DATA EXTRACT -
■ ■ ■ ■ ■ ■ ■

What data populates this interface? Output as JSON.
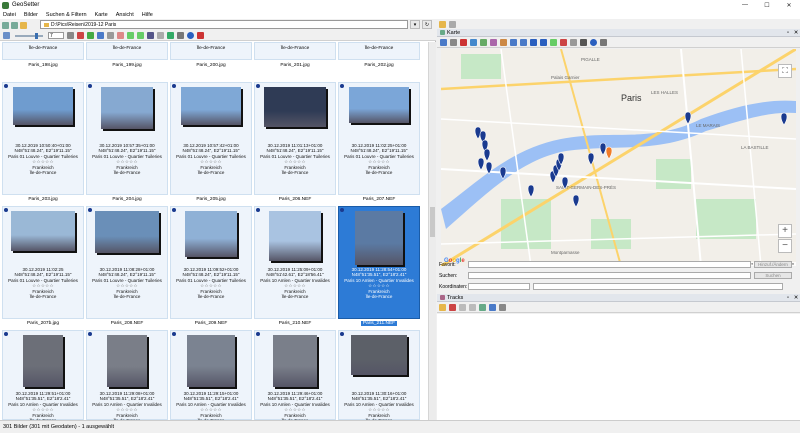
{
  "window": {
    "title": "GeoSetter"
  },
  "window_controls": [
    "—",
    "☐",
    "✕"
  ],
  "menu": [
    "Datei",
    "Bilder",
    "Suchen & Filtern",
    "Karte",
    "Ansicht",
    "Hilfe"
  ],
  "path": {
    "value": "D:\\Pics\\Reisen\\2019-12 Paris"
  },
  "zoom": {
    "value": "7"
  },
  "top_row": [
    {
      "country": "Île-de-France",
      "file": "Paris_198.jpg"
    },
    {
      "country": "Île-de-France",
      "file": "Paris_199.jpg"
    },
    {
      "country": "Île-de-France",
      "file": "Paris_200.jpg"
    },
    {
      "country": "Île-de-France",
      "file": "Paris_201.jpg"
    },
    {
      "country": "Île-de-France",
      "file": "Paris_202.jpg"
    }
  ],
  "grid_rows": [
    [
      {
        "date": "30.12.2019 10:50:40+01:00",
        "coords": "N48°51'48.24\", E2°19'11.15\"",
        "place": "Paris 01 Louvre - Quartier Tuileries",
        "country": "Frankreich",
        "region": "Île-de-France",
        "file": "Paris_203.jpg",
        "stars": "☆☆☆☆☆"
      },
      {
        "date": "30.12.2019 10:57:35+01:00",
        "coords": "N48°51'48.24\", E2°19'11.15\"",
        "place": "Paris 01 Louvre - Quartier Tuileries",
        "country": "Frankreich",
        "region": "Île-de-France",
        "file": "Paris_204.jpg",
        "stars": "☆☆☆☆☆"
      },
      {
        "date": "30.12.2019 10:57:42+01:00",
        "coords": "N48°51'48.24\", E2°19'11.15\"",
        "place": "Paris 01 Louvre - Quartier Tuileries",
        "country": "Frankreich",
        "region": "Île-de-France",
        "file": "Paris_205.jpg",
        "stars": "☆☆☆☆☆"
      },
      {
        "date": "30.12.2019 11:01:13+01:00",
        "coords": "N48°51'48.24\", E2°19'11.15\"",
        "place": "Paris 01 Louvre - Quartier Tuileries",
        "country": "Frankreich",
        "region": "Île-de-France",
        "file": "Paris_206.NEF",
        "stars": "☆☆☆☆☆"
      },
      {
        "date": "30.12.2019 11:02:25+01:00",
        "coords": "N48°51'48.24\", E2°19'11.15\"",
        "place": "Paris 01 Louvre - Quartier Tuileries",
        "country": "Frankreich",
        "region": "Île-de-France",
        "file": "Paris_207.NEF",
        "stars": "☆☆☆☆☆"
      }
    ],
    [
      {
        "date": "30.12.2019 11:02:25",
        "coords": "N48°51'48.24\", E2°19'11.15\"",
        "place": "Paris 01 Louvre - Quartier Tuileries",
        "country": "Frankreich",
        "region": "Île-de-France",
        "file": "Paris_207b.jpg",
        "stars": "☆☆☆☆☆"
      },
      {
        "date": "30.12.2019 11:08:28+01:00",
        "coords": "N48°51'48.24\", E2°19'11.15\"",
        "place": "Paris 01 Louvre - Quartier Tuileries",
        "country": "Frankreich",
        "region": "Île-de-France",
        "file": "Paris_208.NEF",
        "stars": "☆☆☆☆☆"
      },
      {
        "date": "30.12.2019 11:09:52+01:00",
        "coords": "N48°51'48.24\", E2°19'11.15\"",
        "place": "Paris 01 Louvre - Quartier Tuileries",
        "country": "Frankreich",
        "region": "Île-de-France",
        "file": "Paris_209.NEF",
        "stars": "☆☆☆☆☆"
      },
      {
        "date": "30.12.2019 11:25:09+01:00",
        "coords": "N48°51'42.61\", E2°18'56.41\"",
        "place": "Paris 10 Amlen - Quartier Invalides",
        "country": "Frankreich",
        "region": "Île-de-France",
        "file": "Paris_210.NEF",
        "stars": "☆☆☆☆☆"
      },
      {
        "date": "30.12.2019 11:28:54+01:00",
        "coords": "N48°51'35.51\", E2°18'2.41\"",
        "place": "Paris 10 Amlen - Quartier Invalides",
        "country": "Frankreich",
        "region": "Île-de-France",
        "file": "Paris_211.NEF",
        "stars": "☆☆☆☆☆",
        "selected": true
      }
    ],
    [
      {
        "date": "30.12.2019 11:29:51+01:00",
        "coords": "N48°51'35.51\", E2°18'2.41\"",
        "place": "Paris 10 Amlen - Quartier Invalides",
        "country": "Frankreich",
        "region": "Île-de-France",
        "file": "",
        "stars": "☆☆☆☆☆"
      },
      {
        "date": "30.12.2019 11:29:08+01:00",
        "coords": "N48°51'35.51\", E2°18'2.41\"",
        "place": "Paris 10 Amlen - Quartier Invalides",
        "country": "Frankreich",
        "region": "Île-de-France",
        "file": "",
        "stars": "☆☆☆☆☆"
      },
      {
        "date": "30.12.2019 11:29:15+01:00",
        "coords": "N48°51'35.51\", E2°18'2.41\"",
        "place": "Paris 10 Amlen - Quartier Invalides",
        "country": "Frankreich",
        "region": "Île-de-France",
        "file": "",
        "stars": "☆☆☆☆☆"
      },
      {
        "date": "30.12.2019 11:29:46+01:00",
        "coords": "N48°51'35.51\", E2°18'2.41\"",
        "place": "Paris 10 Amlen - Quartier Invalides",
        "country": "Frankreich",
        "region": "Île-de-France",
        "file": "",
        "stars": "☆☆☆☆☆"
      },
      {
        "date": "30.12.2019 11:30:16+01:00",
        "coords": "N48°51'35.51\", E2°18'2.41\"",
        "place": "Paris 10 Amlen - Quartier Invalides",
        "country": "Frankreich",
        "region": "Île-de-France",
        "file": "",
        "stars": "☆☆☆☆☆"
      }
    ]
  ],
  "status": "301 Bilder (301 mit Geodaten) - 1 ausgewählt",
  "map_panel": {
    "title": "Karte",
    "zoom_in": "+",
    "zoom_out": "−",
    "fullscreen": "⛶",
    "attribution": "Karten­daten © 2020 Kartendaten  Nutzungsbedingungen  Fehler bei Google Maps melden",
    "google": [
      "G",
      "o",
      "o",
      "g",
      "l",
      "e"
    ],
    "labels": [
      "Paris",
      "PIGALLE",
      "LE MARAIS",
      "SAINT-GERMAIN-DES-PRÉS",
      "LA BASTILLE",
      "Montparnasse",
      "LES HALLES",
      "Palais Garnier"
    ]
  },
  "form": {
    "favorit_label": "Favorit:",
    "suchen_label": "Suchen:",
    "coords_label": "Koordinaten:",
    "hinzufuegen_button": "Hinzuf./Ändern",
    "suchen_button": "Suchen"
  },
  "tracks_panel": {
    "title": "Tracks"
  },
  "colors": {
    "selection": "#2d7bd6",
    "pin": "#1a3a8f",
    "river": "#9cc0f5",
    "park": "#c6e8c6"
  }
}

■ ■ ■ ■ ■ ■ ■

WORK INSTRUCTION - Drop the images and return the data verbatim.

RESULT OF THIS EXERCISE -
What data populates this interface? Output as JSON.
{
  "window": {
    "title": "GeoSetter"
  },
  "window_controls": [
    "—",
    "☐",
    "✕"
  ],
  "menu": [
    "Datei",
    "Bilder",
    "Suchen & Filtern",
    "Karte",
    "Ansicht",
    "Hilfe"
  ],
  "path": {
    "value": "D:\\Pics\\Reisen\\2019-12 Paris"
  },
  "zoom": {
    "value": "7"
  },
  "top_row": [
    {
      "country": "Île-de-France",
      "file": "Paris_198.jpg"
    },
    {
      "country": "Île-de-France",
      "file": "Paris_199.jpg"
    },
    {
      "country": "Île-de-France",
      "file": "Paris_200.jpg"
    },
    {
      "country": "Île-de-France",
      "file": "Paris_201.jpg"
    },
    {
      "country": "Île-de-France",
      "file": "Paris_202.jpg"
    }
  ],
  "grid_rows": [
    [
      {
        "date": "30.12.2019 10:50:40+01:00",
        "coords": "N48°51'48.24\", E2°19'11.15\"",
        "place": "Paris 01 Louvre - Quartier Tuileries",
        "country": "Frankreich",
        "region": "Île-de-France",
        "file": "Paris_203.jpg",
        "stars": "☆☆☆☆☆"
      },
      {
        "date": "30.12.2019 10:57:35+01:00",
        "coords": "N48°51'48.24\", E2°19'11.15\"",
        "place": "Paris 01 Louvre - Quartier Tuileries",
        "country": "Frankreich",
        "region": "Île-de-France",
        "file": "Paris_204.jpg",
        "stars": "☆☆☆☆☆"
      },
      {
        "date": "30.12.2019 10:57:42+01:00",
        "coords": "N48°51'48.24\", E2°19'11.15\"",
        "place": "Paris 01 Louvre - Quartier Tuileries",
        "country": "Frankreich",
        "region": "Île-de-France",
        "file": "Paris_205.jpg",
        "stars": "☆☆☆☆☆"
      },
      {
        "date": "30.12.2019 11:01:13+01:00",
        "coords": "N48°51'48.24\", E2°19'11.15\"",
        "place": "Paris 01 Louvre - Quartier Tuileries",
        "country": "Frankreich",
        "region": "Île-de-France",
        "file": "Paris_206.NEF",
        "stars": "☆☆☆☆☆"
      },
      {
        "date": "30.12.2019 11:02:25+01:00",
        "coords": "N48°51'48.24\", E2°19'11.15\"",
        "place": "Paris 01 Louvre - Quartier Tuileries",
        "country": "Frankreich",
        "region": "Île-de-France",
        "file": "Paris_207.NEF",
        "stars": "☆☆☆☆☆"
      }
    ],
    [
      {
        "date": "30.12.2019 11:02:25",
        "coords": "N48°51'48.24\", E2°19'11.15\"",
        "place": "Paris 01 Louvre - Quartier Tuileries",
        "country": "Frankreich",
        "region": "Île-de-France",
        "file": "Paris_207b.jpg",
        "stars": "☆☆☆☆☆"
      },
      {
        "date": "30.12.2019 11:08:28+01:00",
        "coords": "N48°51'48.24\", E2°19'11.15\"",
        "place": "Paris 01 Louvre - Quartier Tuileries",
        "country": "Frankreich",
        "region": "Île-de-France",
        "file": "Paris_208.NEF",
        "stars": "☆☆☆☆☆"
      },
      {
        "date": "30.12.2019 11:09:52+01:00",
        "coords": "N48°51'48.24\", E2°19'11.15\"",
        "place": "Paris 01 Louvre - Quartier Tuileries",
        "country": "Frankreich",
        "region": "Île-de-France",
        "file": "Paris_209.NEF",
        "stars": "☆☆☆☆☆"
      },
      {
        "date": "30.12.2019 11:25:09+01:00",
        "coords": "N48°51'42.61\", E2°18'56.41\"",
        "place": "Paris 10 Amlen - Quartier Invalides",
        "country": "Frankreich",
        "region": "Île-de-France",
        "file": "Paris_210.NEF",
        "stars": "☆☆☆☆☆"
      },
      {
        "date": "30.12.2019 11:28:54+01:00",
        "coords": "N48°51'35.51\", E2°18'2.41\"",
        "place": "Paris 10 Amlen - Quartier Invalides",
        "country": "Frankreich",
        "region": "Île-de-France",
        "file": "Paris_211.NEF",
        "stars": "☆☆☆☆☆",
        "selected": true
      }
    ],
    [
      {
        "date": "30.12.2019 11:29:51+01:00",
        "coords": "N48°51'35.51\", E2°18'2.41\"",
        "place": "Paris 10 Amlen - Quartier Invalides",
        "country": "Frankreich",
        "region": "Île-de-France",
        "file": "",
        "stars": "☆☆☆☆☆"
      },
      {
        "date": "30.12.2019 11:29:08+01:00",
        "coords": "N48°51'35.51\", E2°18'2.41\"",
        "place": "Paris 10 Amlen - Quartier Invalides",
        "country": "Frankreich",
        "region": "Île-de-France",
        "file": "",
        "stars": "☆☆☆☆☆"
      },
      {
        "date": "30.12.2019 11:29:15+01:00",
        "coords": "N48°51'35.51\", E2°18'2.41\"",
        "place": "Paris 10 Amlen - Quartier Invalides",
        "country": "Frankreich",
        "region": "Île-de-France",
        "file": "",
        "stars": "☆☆☆☆☆"
      },
      {
        "date": "30.12.2019 11:29:46+01:00",
        "coords": "N48°51'35.51\", E2°18'2.41\"",
        "place": "Paris 10 Amlen - Quartier Invalides",
        "country": "Frankreich",
        "region": "Île-de-France",
        "file": "",
        "stars": "☆☆☆☆☆"
      },
      {
        "date": "30.12.2019 11:30:16+01:00",
        "coords": "N48°51'35.51\", E2°18'2.41\"",
        "place": "Paris 10 Amlen - Quartier Invalides",
        "country": "Frankreich",
        "region": "Île-de-France",
        "file": "",
        "stars": "☆☆☆☆☆"
      }
    ]
  ],
  "status": "301 Bilder (301 mit Geodaten) - 1 ausgewählt",
  "map_panel": {
    "title": "Karte",
    "zoom_in": "+",
    "zoom_out": "−",
    "fullscreen": "⛶",
    "attribution": "Karten­daten © 2020 Kartendaten  Nutzungsbedingungen  Fehler bei Google Maps melden",
    "google": [
      "G",
      "o",
      "o",
      "g",
      "l",
      "e"
    ],
    "labels": [
      "Paris",
      "PIGALLE",
      "LE MARAIS",
      "SAINT-GERMAIN-DES-PRÉS",
      "LA BASTILLE",
      "Montparnasse",
      "LES HALLES",
      "Palais Garnier"
    ]
  },
  "form": {
    "favorit_label": "Favorit:",
    "suchen_label": "Suchen:",
    "coords_label": "Koordinaten:",
    "hinzufuegen_button": "Hinzuf./Ändern",
    "suchen_button": "Suchen"
  },
  "tracks_panel": {
    "title": "Tracks"
  },
  "colors": {
    "selection": "#2d7bd6",
    "pin": "#1a3a8f",
    "river": "#9cc0f5",
    "park": "#c6e8c6"
  }
}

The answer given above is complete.